It also got me thinking about ways that we here at Portland Psychotherapy can further advocate for our clinic’s core value to support diversity and inclusivity and to make quality, evidence-based mental health services available to all member of our community. I came across this brochure published by the Gay and Lesbian Medical Association that offers some great suggestions to help make your practice more inclusive and affirmative. I also found this sample of a “culturally competent intake form” from the King County Public Health Department that includes ways to structure your intake forms around issues of relationships and sexuality that are most inclusive.

Ways to Improve Inclusivity in Your Therapy Practice

Here are a few other suggestions of things you might want to consider to make your practice more welcoming to all:

  • Use fill-in-the-blank spaces rather than check boxes on intake forms for categories like “gender,” “sexual orientation,” “relationship status,” and “ethnicity”.
  • If you ask about religion on your forms, be sure to also include an option for “atheist” as a viable choice.
  • If you have brochures or magazines in your waiting room, consider whether or not they represent a diverse range of experiences and lifestyles (e.g. Do you only have “Parenting” magazine in your waiting room or do you also have “The Advocate”?)
  • If it seems clinically appropriate, ask clients which pronoun (e.g., he, she, it, they) they would like to be referred by.
  • When talking about sexual or relationship partners, be cautious about assumptions about gender, legal status (i.e. married versus partnered), monogamy, sexual orientation, etc. Using the term “partner or partners” may be more inclusive than “spouse” for example.

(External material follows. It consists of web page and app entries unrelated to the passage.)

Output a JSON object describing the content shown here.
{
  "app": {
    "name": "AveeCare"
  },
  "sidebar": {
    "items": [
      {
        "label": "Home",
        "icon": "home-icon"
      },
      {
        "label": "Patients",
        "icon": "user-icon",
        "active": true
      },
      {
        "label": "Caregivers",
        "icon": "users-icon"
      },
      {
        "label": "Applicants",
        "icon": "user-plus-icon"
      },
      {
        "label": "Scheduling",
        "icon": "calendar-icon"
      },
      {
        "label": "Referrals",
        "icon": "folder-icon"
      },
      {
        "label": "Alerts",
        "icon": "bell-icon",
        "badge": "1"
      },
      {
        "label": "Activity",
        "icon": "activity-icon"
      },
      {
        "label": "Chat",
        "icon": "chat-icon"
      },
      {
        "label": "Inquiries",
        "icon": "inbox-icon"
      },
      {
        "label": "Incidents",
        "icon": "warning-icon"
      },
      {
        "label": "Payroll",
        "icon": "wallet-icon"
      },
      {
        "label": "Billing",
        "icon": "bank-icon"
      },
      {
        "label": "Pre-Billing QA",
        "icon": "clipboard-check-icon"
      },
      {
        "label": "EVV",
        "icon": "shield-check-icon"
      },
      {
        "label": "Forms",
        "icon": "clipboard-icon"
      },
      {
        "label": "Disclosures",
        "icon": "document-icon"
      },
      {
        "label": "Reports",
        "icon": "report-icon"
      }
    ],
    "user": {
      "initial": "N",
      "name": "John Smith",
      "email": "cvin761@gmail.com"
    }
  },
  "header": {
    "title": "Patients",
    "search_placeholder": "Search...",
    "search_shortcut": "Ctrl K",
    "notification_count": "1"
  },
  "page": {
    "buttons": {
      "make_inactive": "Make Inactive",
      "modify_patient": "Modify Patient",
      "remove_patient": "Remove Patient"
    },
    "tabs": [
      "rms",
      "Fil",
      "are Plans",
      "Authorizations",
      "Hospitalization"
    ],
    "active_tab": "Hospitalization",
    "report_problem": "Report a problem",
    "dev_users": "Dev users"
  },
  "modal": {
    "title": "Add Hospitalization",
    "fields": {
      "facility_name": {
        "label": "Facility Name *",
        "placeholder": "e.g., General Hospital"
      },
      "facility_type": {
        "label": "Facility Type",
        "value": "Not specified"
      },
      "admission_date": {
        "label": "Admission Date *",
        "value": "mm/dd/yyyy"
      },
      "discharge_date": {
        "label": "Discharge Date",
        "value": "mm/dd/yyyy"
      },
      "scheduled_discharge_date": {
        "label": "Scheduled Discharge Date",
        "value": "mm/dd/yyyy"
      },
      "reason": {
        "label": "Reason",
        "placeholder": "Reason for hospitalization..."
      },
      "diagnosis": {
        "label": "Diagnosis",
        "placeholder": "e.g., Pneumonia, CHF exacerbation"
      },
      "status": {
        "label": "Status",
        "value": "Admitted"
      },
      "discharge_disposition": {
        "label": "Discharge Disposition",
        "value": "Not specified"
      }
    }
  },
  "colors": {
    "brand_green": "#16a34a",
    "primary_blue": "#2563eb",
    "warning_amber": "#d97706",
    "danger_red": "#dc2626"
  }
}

So, take a cue from Google+ and maybe revisit your office forms and practices to see if there are ways in which you could create a more welcoming and inclusive environment for all those you serve. I know we’re going to be revisiting that issue here at the clinic as well.

UPCOMING TRAINING EVENTS